━━━━━ Data
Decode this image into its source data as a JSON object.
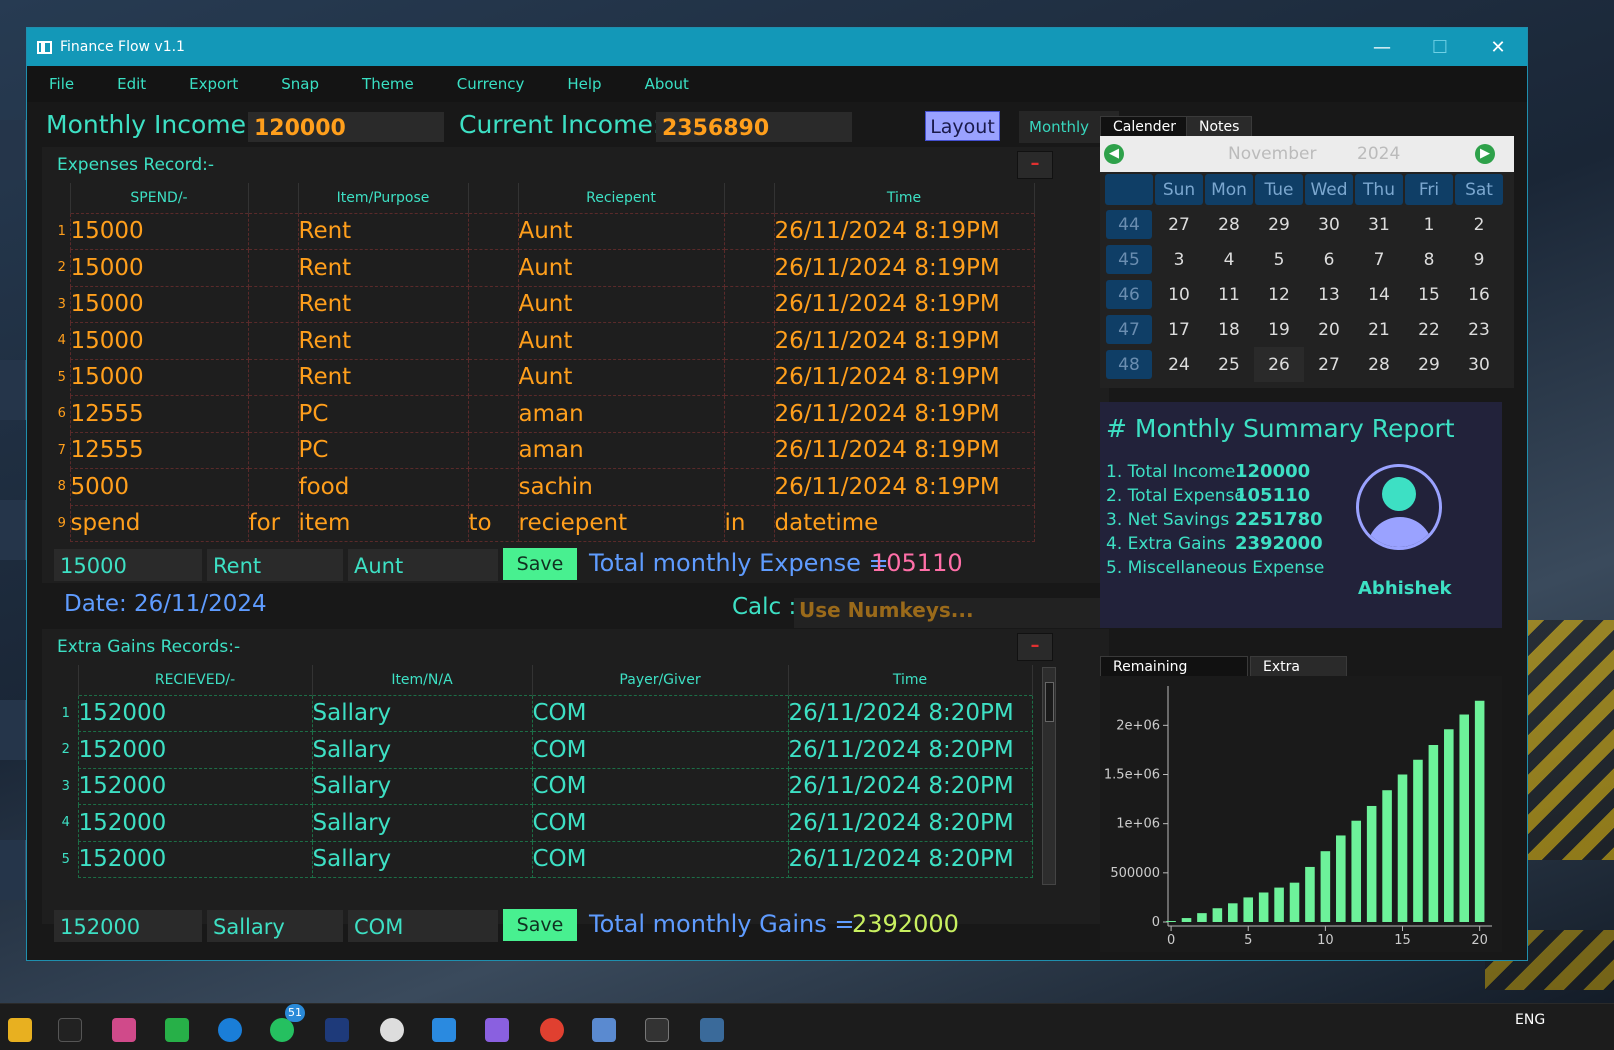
{
  "window": {
    "title": "Finance Flow v1.1",
    "minimize_label": "—",
    "maximize_label": "☐",
    "close_label": "✕"
  },
  "menu": [
    "File",
    "Edit",
    "Export",
    "Snap",
    "Theme",
    "Currency",
    "Help",
    "About"
  ],
  "topbar": {
    "monthly_income_label": "Monthly Income:",
    "monthly_income_value": "120000",
    "current_income_label": "Current Income:",
    "current_income_value": "2356890",
    "layout_button": "Layout",
    "period_select": "Monthly"
  },
  "expenses": {
    "title": "Expenses Record:-",
    "minus_label": "–",
    "columns": [
      "SPEND/-",
      "",
      "Item/Purpose",
      "",
      "Reciepent",
      "",
      "Time"
    ],
    "rows": [
      [
        "1",
        "15000",
        "",
        "Rent",
        "",
        "Aunt",
        "",
        "26/11/2024 8:19PM"
      ],
      [
        "2",
        "15000",
        "",
        "Rent",
        "",
        "Aunt",
        "",
        "26/11/2024 8:19PM"
      ],
      [
        "3",
        "15000",
        "",
        "Rent",
        "",
        "Aunt",
        "",
        "26/11/2024 8:19PM"
      ],
      [
        "4",
        "15000",
        "",
        "Rent",
        "",
        "Aunt",
        "",
        "26/11/2024 8:19PM"
      ],
      [
        "5",
        "15000",
        "",
        "Rent",
        "",
        "Aunt",
        "",
        "26/11/2024 8:19PM"
      ],
      [
        "6",
        "12555",
        "",
        "PC",
        "",
        "aman",
        "",
        "26/11/2024 8:19PM"
      ],
      [
        "7",
        "12555",
        "",
        "PC",
        "",
        "aman",
        "",
        "26/11/2024 8:19PM"
      ],
      [
        "8",
        "5000",
        "",
        "food",
        "",
        "sachin",
        "",
        "26/11/2024 8:19PM"
      ],
      [
        "9",
        "spend",
        "for",
        "item",
        "to",
        "reciepent",
        "in",
        "datetime"
      ]
    ],
    "entry_amount": "15000",
    "entry_item": "Rent",
    "entry_recipient": "Aunt",
    "save_label": "Save",
    "total_label": "Total monthly Expense  =",
    "total_value": "105110"
  },
  "date_label": "Date: 26/11/2024",
  "calc": {
    "label": "Calc :",
    "value": "Use Numkeys..."
  },
  "gains": {
    "title": "Extra Gains Records:-",
    "minus_label": "–",
    "columns": [
      "RECIEVED/-",
      "Item/N/A",
      "Payer/Giver",
      "Time"
    ],
    "rows": [
      [
        "1",
        "152000",
        "Sallary",
        "COM",
        "26/11/2024 8:20PM"
      ],
      [
        "2",
        "152000",
        "Sallary",
        "COM",
        "26/11/2024 8:20PM"
      ],
      [
        "3",
        "152000",
        "Sallary",
        "COM",
        "26/11/2024 8:20PM"
      ],
      [
        "4",
        "152000",
        "Sallary",
        "COM",
        "26/11/2024 8:20PM"
      ],
      [
        "5",
        "152000",
        "Sallary",
        "COM",
        "26/11/2024 8:20PM"
      ]
    ],
    "entry_amount": "152000",
    "entry_item": "Sallary",
    "entry_payer": "COM",
    "save_label": "Save",
    "total_label": "Total monthly Gains  =",
    "total_value": "2392000"
  },
  "calendar": {
    "tabs": [
      "Calender",
      "Notes"
    ],
    "month": "November",
    "year": "2024",
    "day_headers": [
      "Sun",
      "Mon",
      "Tue",
      "Wed",
      "Thu",
      "Fri",
      "Sat"
    ],
    "weeks": [
      {
        "week": "44",
        "days": [
          "27",
          "28",
          "29",
          "30",
          "31",
          "1",
          "2"
        ]
      },
      {
        "week": "45",
        "days": [
          "3",
          "4",
          "5",
          "6",
          "7",
          "8",
          "9"
        ]
      },
      {
        "week": "46",
        "days": [
          "10",
          "11",
          "12",
          "13",
          "14",
          "15",
          "16"
        ]
      },
      {
        "week": "47",
        "days": [
          "17",
          "18",
          "19",
          "20",
          "21",
          "22",
          "23"
        ]
      },
      {
        "week": "48",
        "days": [
          "24",
          "25",
          "26",
          "27",
          "28",
          "29",
          "30"
        ]
      }
    ],
    "today": "26"
  },
  "summary": {
    "title": "# Monthly Summary Report",
    "items": [
      {
        "label": "1. Total Income",
        "value": "120000"
      },
      {
        "label": "2. Total Expense",
        "value": "105110"
      },
      {
        "label": "3. Net Savings",
        "value": "2251780"
      },
      {
        "label": "4. Extra Gains",
        "value": "2392000"
      },
      {
        "label": "5. Miscellaneous Expense",
        "value": ""
      }
    ],
    "username": "Abhishek"
  },
  "chart_tabs": [
    "Remaining income",
    "Extra Gains"
  ],
  "chart_data": {
    "type": "bar",
    "x": [
      0,
      1,
      2,
      3,
      4,
      5,
      6,
      7,
      8,
      9,
      10,
      11,
      12,
      13,
      14,
      15,
      16,
      17,
      18,
      19,
      20
    ],
    "values": [
      0,
      40000,
      90000,
      140000,
      190000,
      250000,
      300000,
      350000,
      400000,
      560000,
      720000,
      880000,
      1030000,
      1180000,
      1340000,
      1500000,
      1650000,
      1800000,
      1960000,
      2110000,
      2250000
    ],
    "xticks": [
      "0",
      "5",
      "10",
      "15",
      "20"
    ],
    "yticks": [
      "0",
      "500000",
      "1e+06",
      "1.5e+06",
      "2e+06"
    ],
    "ylim": [
      0,
      2400000
    ],
    "xlim": [
      -0.2,
      20.8
    ],
    "bar_color": "#6df29a"
  },
  "taskbar": {
    "lang": "ENG",
    "whatsapp_badge": "51"
  }
}
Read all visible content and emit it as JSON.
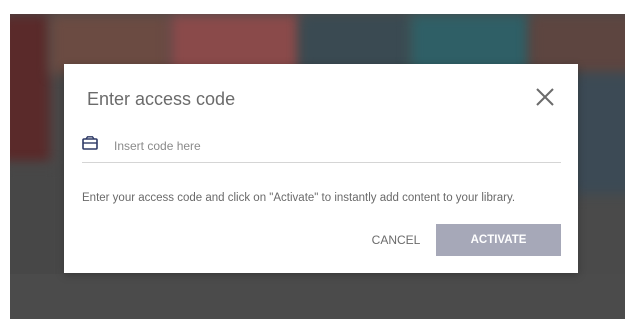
{
  "dialog": {
    "title": "Enter access code",
    "close_icon": "close-icon",
    "input": {
      "icon": "ticket-icon",
      "value": "",
      "placeholder": "Insert code here"
    },
    "helper_text": "Enter your access code and click on \"Activate\" to instantly add content to your library.",
    "cancel_label": "CANCEL",
    "activate_label": "ACTIVATE"
  },
  "colors": {
    "overlay": "#4a4a4a",
    "activate_button_bg": "#a6a8b8",
    "title_text": "#6b6b6b",
    "icon": "#2e3a66"
  }
}
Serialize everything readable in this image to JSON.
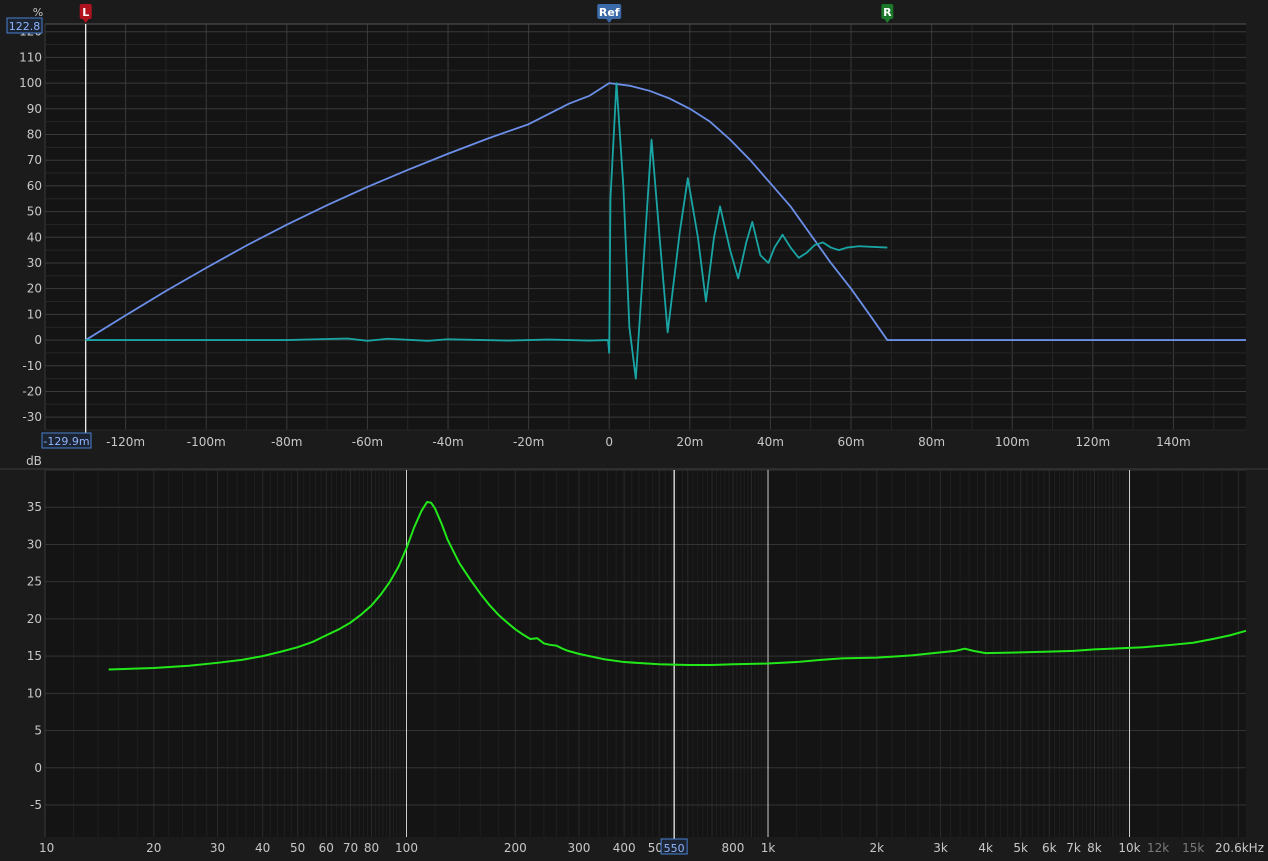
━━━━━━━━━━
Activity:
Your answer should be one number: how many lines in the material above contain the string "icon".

Answer below:
3